During his State of the Union address, President Obama called on Congress “to show the world that we are united in this mission by passing a resolution to authorize the use of force against ISIL [Islamic State in Iraq and the Levant].” The White House has claimed repeatedly that such an Authorization for the Use of Military Force (AUMF) is not legally required because the president already has the authority to conduct operations “against Al Qaeda, the Taliban, and associated forces” as provided in the 2001 AUMF. Given that the United States began bombing Iraq on August 8, it is clear that Congress tacitly accepts this interpretation and is in no hurry to pass an updated authorization for ISIL, just as they have never made serious efforts to reform the 2001 AUMF.
Nevertheless, the White House officials demand a “right-sized, modernized AUMF,” not because it is in anyway required, but because they believe “it would send a powerful signal to the citizens of this country, the citizens of our allies, and to our enemies.” It is unclear why ISIL would care about the passing of such a transparently pointless resolution in the U.S. Congress. Moreover, the notion that the United States can send signals to friends and enemies, which are then heard and accurately interpreted in the manner that U.S. officials want, is highly dubious.
Bearing those concerns in mind, it was troubling to read portions of a new interview with Gen. Martin Dempsey, chairman of the Joint Chiefs of Staff. First, Dempsey endorsed the passage of a new authorization bill but made clear that it should be a blank check for which the military can do whatever it wants: “I think in the crafting of the AUMF, all options should be on the table, and then we can debate whether we want to use them. But the authorization should be there."
Second, America’s most senior uniformed military official makes clear that this blank check should permit military operations anywhere on the face of the earth: "It shouldn’t constrain activities geographically, because ISIL knows no boundaries [and] doesn’t recognize any boundaries—in fact it’s their intention to erase all boundaries to their benefit.”
Finally, Dempsey contends that the blank check, geographically-unconstrained AUMF should last forever: "Constraints on time, or a ’sunset clause,’ I just don’t think it’s necessary. I think the nation should speak of its intent to confront this radical ideological barbaric group and leave that open until we can deal with it." Earlier this week, Dempsey opined about the fight against Islamic terrorism: "I think this threat is probably a 30-year issue.” As noted, this would make the war on terrorism even longer than the Cold War—1947-1989 vs. 1998-2045.

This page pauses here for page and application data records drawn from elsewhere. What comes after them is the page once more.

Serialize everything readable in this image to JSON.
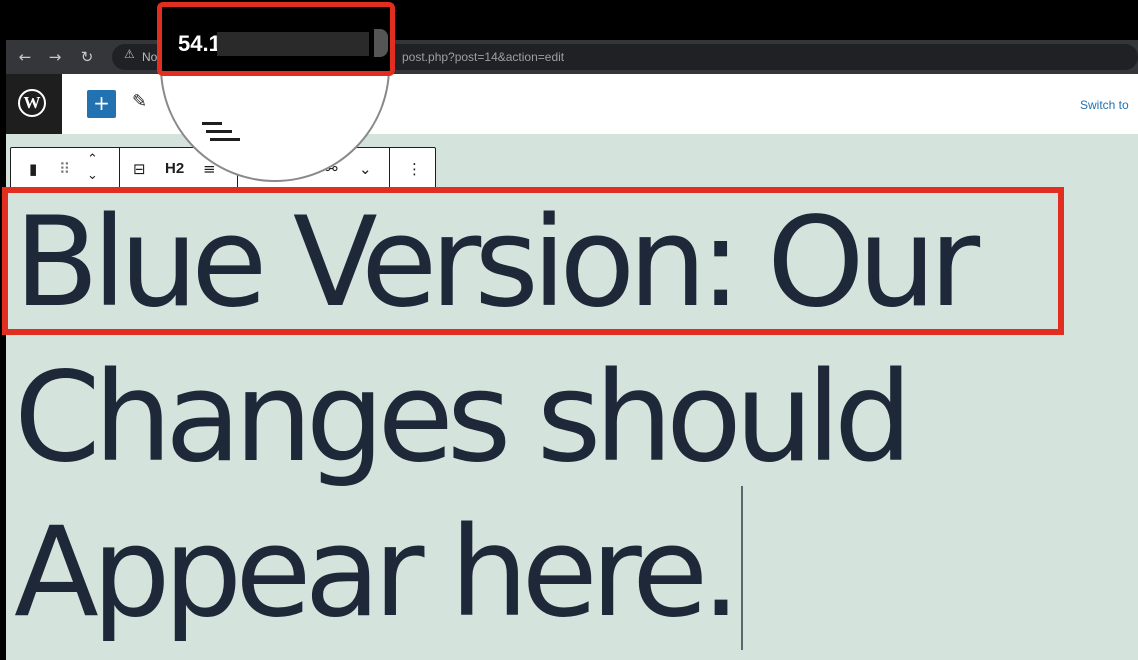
{
  "browser": {
    "back_icon": "arrow-left-icon",
    "forward_icon": "arrow-right-icon",
    "reload_icon": "reload-icon",
    "security_label": "No",
    "url_path": "post.php?post=14&action=edit"
  },
  "ip_overlay": {
    "visible_text": "54.1"
  },
  "wp_toolbar": {
    "logo_text": "W",
    "add_block_label": "+",
    "switch_label": "Switch to"
  },
  "block_toolbar": {
    "heading_level": "H2"
  },
  "heading": {
    "text": "Blue Version: Our Changes should Appear here."
  },
  "colors": {
    "highlight": "#e12e20",
    "canvas": "#d5e3dd",
    "accent": "#2271b1",
    "text": "#1e2838"
  }
}
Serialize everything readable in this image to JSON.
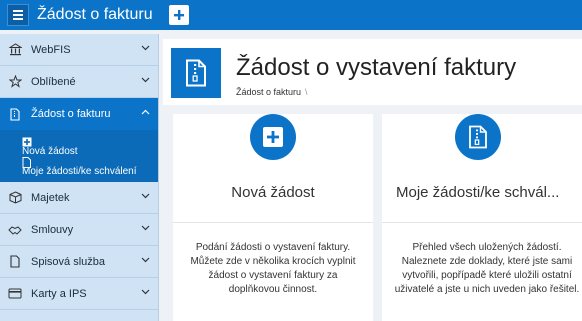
{
  "topbar": {
    "title": "Žádost o fakturu"
  },
  "sidebar": {
    "items": [
      {
        "label": "WebFIS"
      },
      {
        "label": "Oblíbené"
      },
      {
        "label": "Žádost o fakturu"
      },
      {
        "label": "Majetek"
      },
      {
        "label": "Smlouvy"
      },
      {
        "label": "Spisová služba"
      },
      {
        "label": "Karty a IPS"
      }
    ],
    "subitems": [
      {
        "label": "Nová žádost"
      },
      {
        "label": "Moje žádosti/ke schválení"
      }
    ]
  },
  "header": {
    "title": "Žádost o vystavení faktury",
    "breadcrumb": "Žádost o fakturu",
    "breadcrumb_sep": "\\"
  },
  "cards": [
    {
      "title": "Nová žádost",
      "description": "Podání žádosti o vystavení faktury. Můžete zde v několika krocích vyplnit žádost o vystavení faktury za doplňkovou činnost."
    },
    {
      "title": "Moje žádosti/ke schvál...",
      "description": "Přehled všech uložených žádostí. Naleznete zde doklady, které jste sami vytvořili, popřípadě které uložili ostatní uživatelé a jste u nich uveden jako řešitel."
    }
  ],
  "colors": {
    "accent": "#0b74c9",
    "sidebar_bg": "#cfe3f5"
  }
}
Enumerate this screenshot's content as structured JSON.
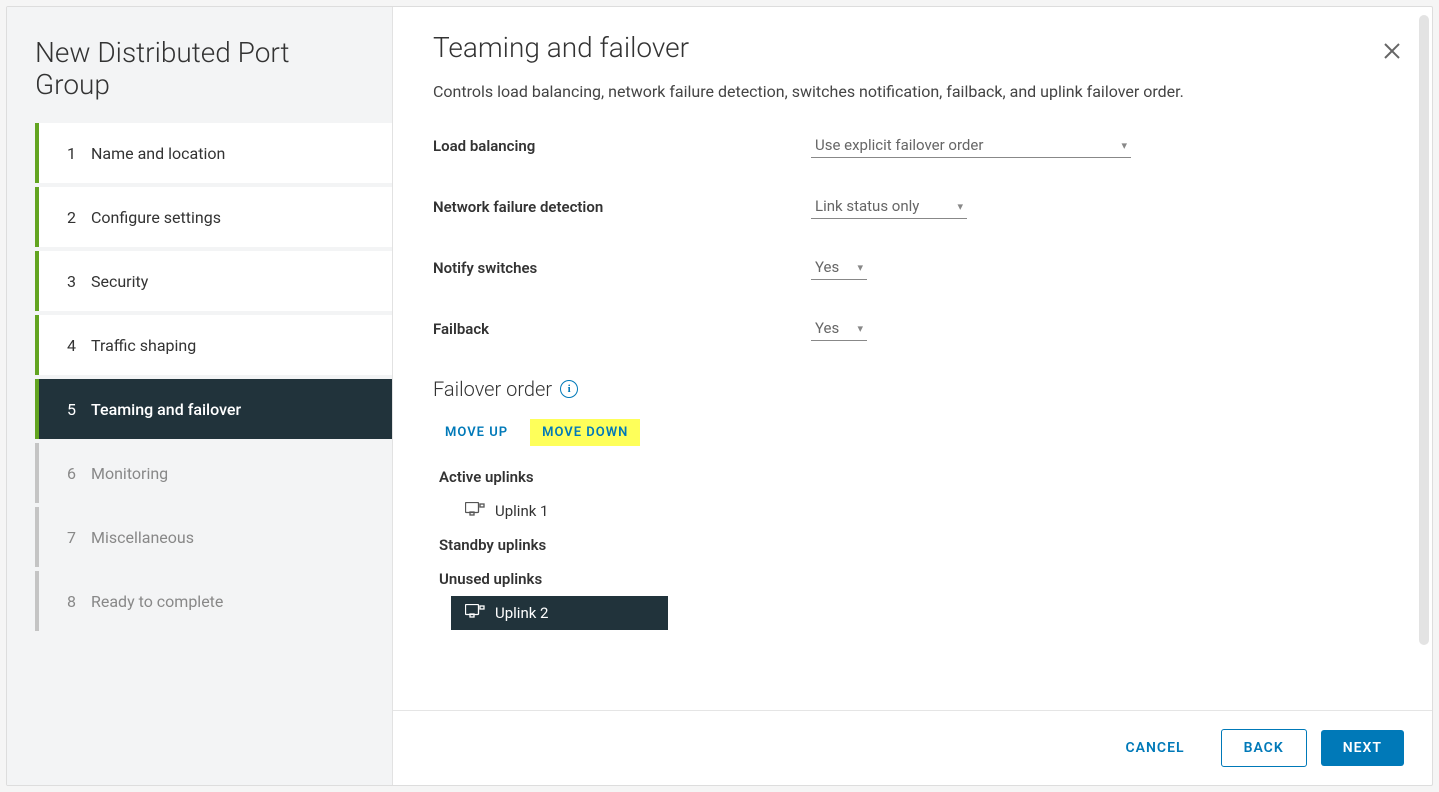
{
  "wizard_title": "New Distributed Port Group",
  "steps": [
    {
      "num": "1",
      "label": "Name and location",
      "state": "completed"
    },
    {
      "num": "2",
      "label": "Configure settings",
      "state": "completed"
    },
    {
      "num": "3",
      "label": "Security",
      "state": "completed"
    },
    {
      "num": "4",
      "label": "Traffic shaping",
      "state": "completed"
    },
    {
      "num": "5",
      "label": "Teaming and failover",
      "state": "active"
    },
    {
      "num": "6",
      "label": "Monitoring",
      "state": "pending"
    },
    {
      "num": "7",
      "label": "Miscellaneous",
      "state": "pending"
    },
    {
      "num": "8",
      "label": "Ready to complete",
      "state": "pending"
    }
  ],
  "page": {
    "title": "Teaming and failover",
    "description": "Controls load balancing, network failure detection, switches notification, failback, and uplink failover order."
  },
  "form": {
    "load_balancing": {
      "label": "Load balancing",
      "value": "Use explicit failover order"
    },
    "network_failure_detection": {
      "label": "Network failure detection",
      "value": "Link status only"
    },
    "notify_switches": {
      "label": "Notify switches",
      "value": "Yes"
    },
    "failback": {
      "label": "Failback",
      "value": "Yes"
    }
  },
  "failover": {
    "section_label": "Failover order",
    "move_up": "MOVE UP",
    "move_down": "MOVE DOWN",
    "active_label": "Active uplinks",
    "standby_label": "Standby uplinks",
    "unused_label": "Unused uplinks",
    "active": [
      {
        "name": "Uplink 1"
      }
    ],
    "standby": [],
    "unused": [
      {
        "name": "Uplink 2",
        "selected": true
      }
    ]
  },
  "footer": {
    "cancel": "CANCEL",
    "back": "BACK",
    "next": "NEXT"
  }
}
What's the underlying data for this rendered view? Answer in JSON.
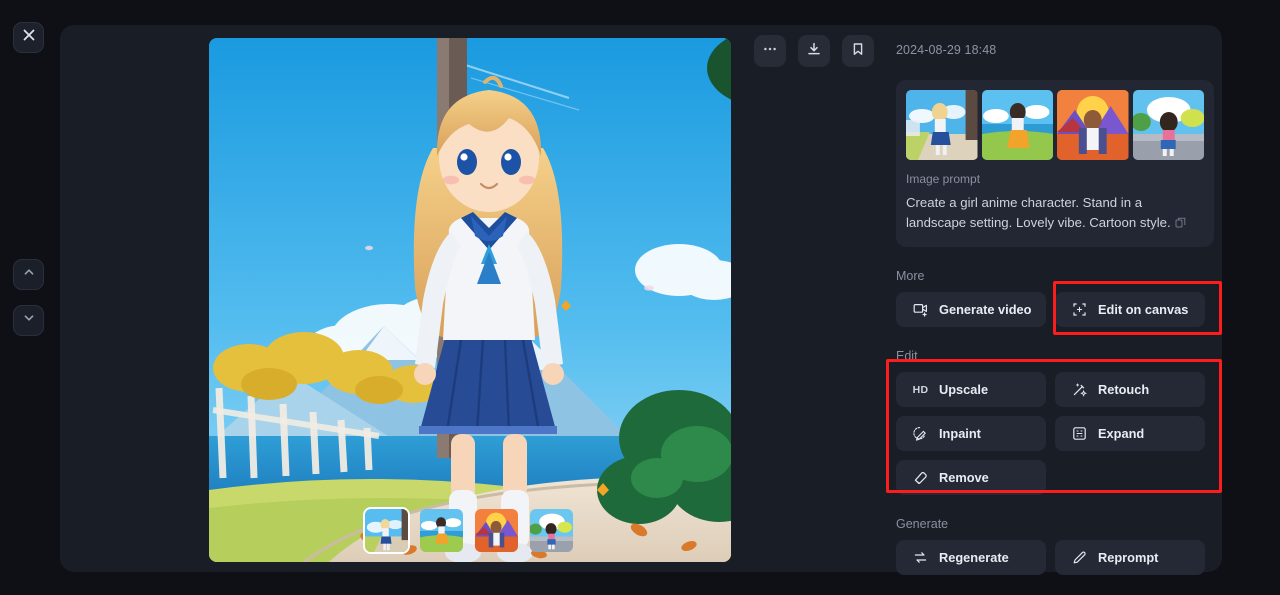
{
  "theme": {
    "page_bg": "#0e1016",
    "modal_bg": "#191d26",
    "card_bg": "#222733",
    "button_bg": "#242935",
    "accent_highlight": "#fe1d1d",
    "text_primary": "#e8ecf3",
    "text_muted": "#8a90a0"
  },
  "left_rail": {
    "close_label": "Close",
    "prev_label": "Previous",
    "next_label": "Next"
  },
  "toolbar": {
    "more_label": "More options",
    "download_label": "Download",
    "bookmark_label": "Bookmark"
  },
  "panel": {
    "timestamp": "2024-08-29 18:48",
    "prompt": {
      "label": "Image prompt",
      "text": "Create a girl anime character. Stand in a landscape setting. Lovely vibe. Cartoon style.",
      "copy_label": "Copy prompt",
      "thumbnails": [
        {
          "name": "prompt-ref-1",
          "alt": "Blonde girl in blue dress on forest path"
        },
        {
          "name": "prompt-ref-2",
          "alt": "Girl in white top and orange skirt on green hill"
        },
        {
          "name": "prompt-ref-3",
          "alt": "Girl with sunset and purple mountains"
        },
        {
          "name": "prompt-ref-4",
          "alt": "Girl in pink top and blue skirt on road"
        }
      ]
    },
    "sections": [
      {
        "id": "more",
        "label": "More",
        "buttons": [
          {
            "id": "generate-video",
            "label": "Generate video",
            "icon": "video-plus-icon"
          },
          {
            "id": "edit-on-canvas",
            "label": "Edit on canvas",
            "icon": "canvas-crop-icon",
            "highlighted": true
          }
        ]
      },
      {
        "id": "edit",
        "label": "Edit",
        "highlighted": true,
        "buttons": [
          {
            "id": "upscale",
            "label": "Upscale",
            "icon": "hd-icon",
            "icon_text": "HD"
          },
          {
            "id": "retouch",
            "label": "Retouch",
            "icon": "magic-wand-icon"
          },
          {
            "id": "inpaint",
            "label": "Inpaint",
            "icon": "inpaint-brush-icon"
          },
          {
            "id": "expand",
            "label": "Expand",
            "icon": "expand-frame-icon"
          },
          {
            "id": "remove",
            "label": "Remove",
            "icon": "eraser-icon"
          }
        ]
      },
      {
        "id": "generate",
        "label": "Generate",
        "buttons": [
          {
            "id": "regenerate",
            "label": "Regenerate",
            "icon": "refresh-icon"
          },
          {
            "id": "reprompt",
            "label": "Reprompt",
            "icon": "pencil-icon"
          }
        ]
      }
    ]
  },
  "stage": {
    "hero_alt": "Anime girl in sailor uniform standing on a path by a lake with mountains",
    "variants": [
      {
        "name": "variant-1",
        "alt": "Blonde girl in sailor uniform",
        "selected": true
      },
      {
        "name": "variant-2",
        "alt": "Girl in orange skirt on green hill",
        "selected": false
      },
      {
        "name": "variant-3",
        "alt": "Girl with purple mountains sunset",
        "selected": false
      },
      {
        "name": "variant-4",
        "alt": "Girl in blue skirt on road",
        "selected": false
      }
    ]
  }
}
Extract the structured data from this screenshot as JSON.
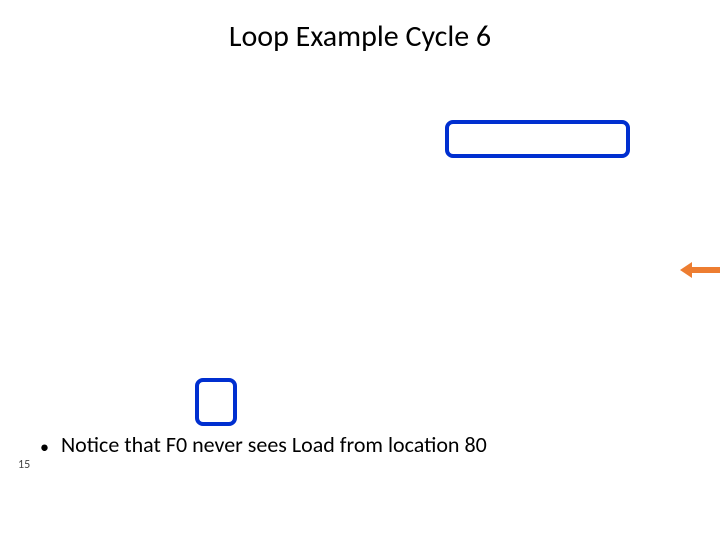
{
  "title": "Loop Example Cycle 6",
  "bullet_text": "Notice that F0 never sees Load from location 80",
  "page_number": "15"
}
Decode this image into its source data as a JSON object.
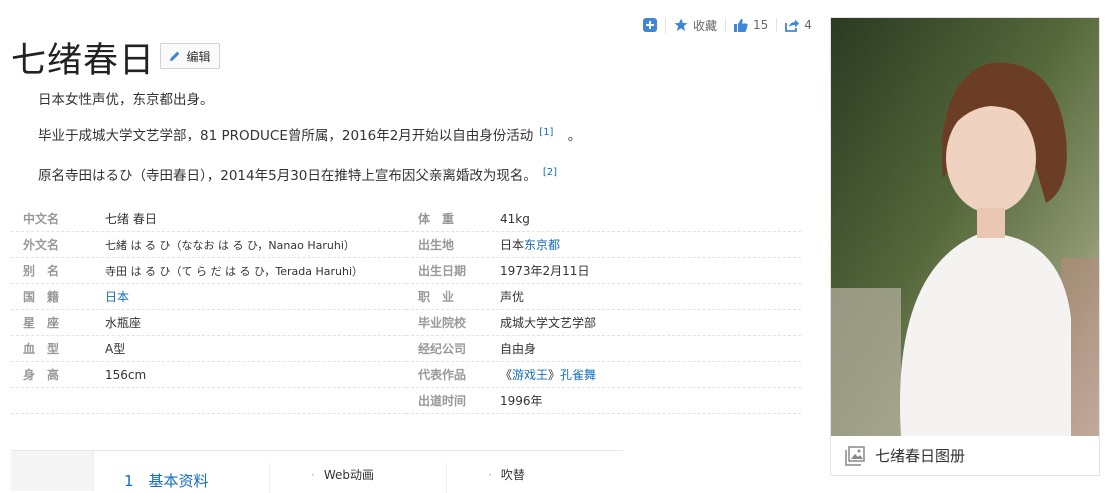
{
  "header": {
    "title": "七绪春日",
    "edit_label": "编辑",
    "favorite_label": "收藏",
    "like_count": "15",
    "share_count": "4",
    "icons": [
      "plus-icon",
      "star-icon",
      "thumbs-up-icon",
      "share-icon",
      "pencil-icon"
    ],
    "accent_color": "#3f86d8"
  },
  "summary": {
    "p1": "日本女性声优，东京都出身。",
    "p2": "毕业于成城大学文艺学部，81 PRODUCE曾所属，2016年2月开始以自由身份活动",
    "p2_ref": "[1]",
    "p2_end": "。",
    "p3": "原名寺田はるひ（寺田春日），2014年5月30日在推特上宣布因父亲离婚改为现名。",
    "p3_ref": "[2]"
  },
  "infobox": {
    "left": [
      {
        "label": "中文名",
        "value": "七绪 春日"
      },
      {
        "label": "外文名",
        "value": "七緒 は る ひ（ななお は る ひ，Nanao Haruhi）"
      },
      {
        "label": "别　名",
        "value": "寺田 は る ひ（て ら だ は る ひ，Terada Haruhi）"
      },
      {
        "label": "国　籍",
        "value": "日本"
      },
      {
        "label": "星　座",
        "value": "水瓶座"
      },
      {
        "label": "血　型",
        "value": "A型"
      },
      {
        "label": "身　高",
        "value": "156cm"
      }
    ],
    "right": [
      {
        "label": "体　重",
        "value": "41kg"
      },
      {
        "label": "出生地",
        "value_prefix": "日本",
        "value": "东京都"
      },
      {
        "label": "出生日期",
        "value": "1973年2月11日"
      },
      {
        "label": "职　业",
        "value": "声优"
      },
      {
        "label": "毕业院校",
        "value": "成城大学文艺学部"
      },
      {
        "label": "经纪公司",
        "value": "自由身"
      },
      {
        "label": "代表作品",
        "value_prefix": "《",
        "value": "游戏王",
        "value_mid": "》",
        "value2": "孔雀舞"
      },
      {
        "label": "出道时间",
        "value": "1996年"
      }
    ],
    "link_color": "#136ec2"
  },
  "toc": {
    "section": "1　基本资料",
    "sub1": "Web动画",
    "sub2": "吹替"
  },
  "album": {
    "label": "七绪春日图册"
  }
}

The Senate and House armed services and foreign affairs committees are planning to hold hearings in the next few months about what an AUMF focused on ISIL would look like. If it resembles the unbounded and infinite Congressional authorization that Gen. Dempsey has outlined, that would indeed send a powerful signal to the world about America’s desire to remain in a state of perpetual warfare.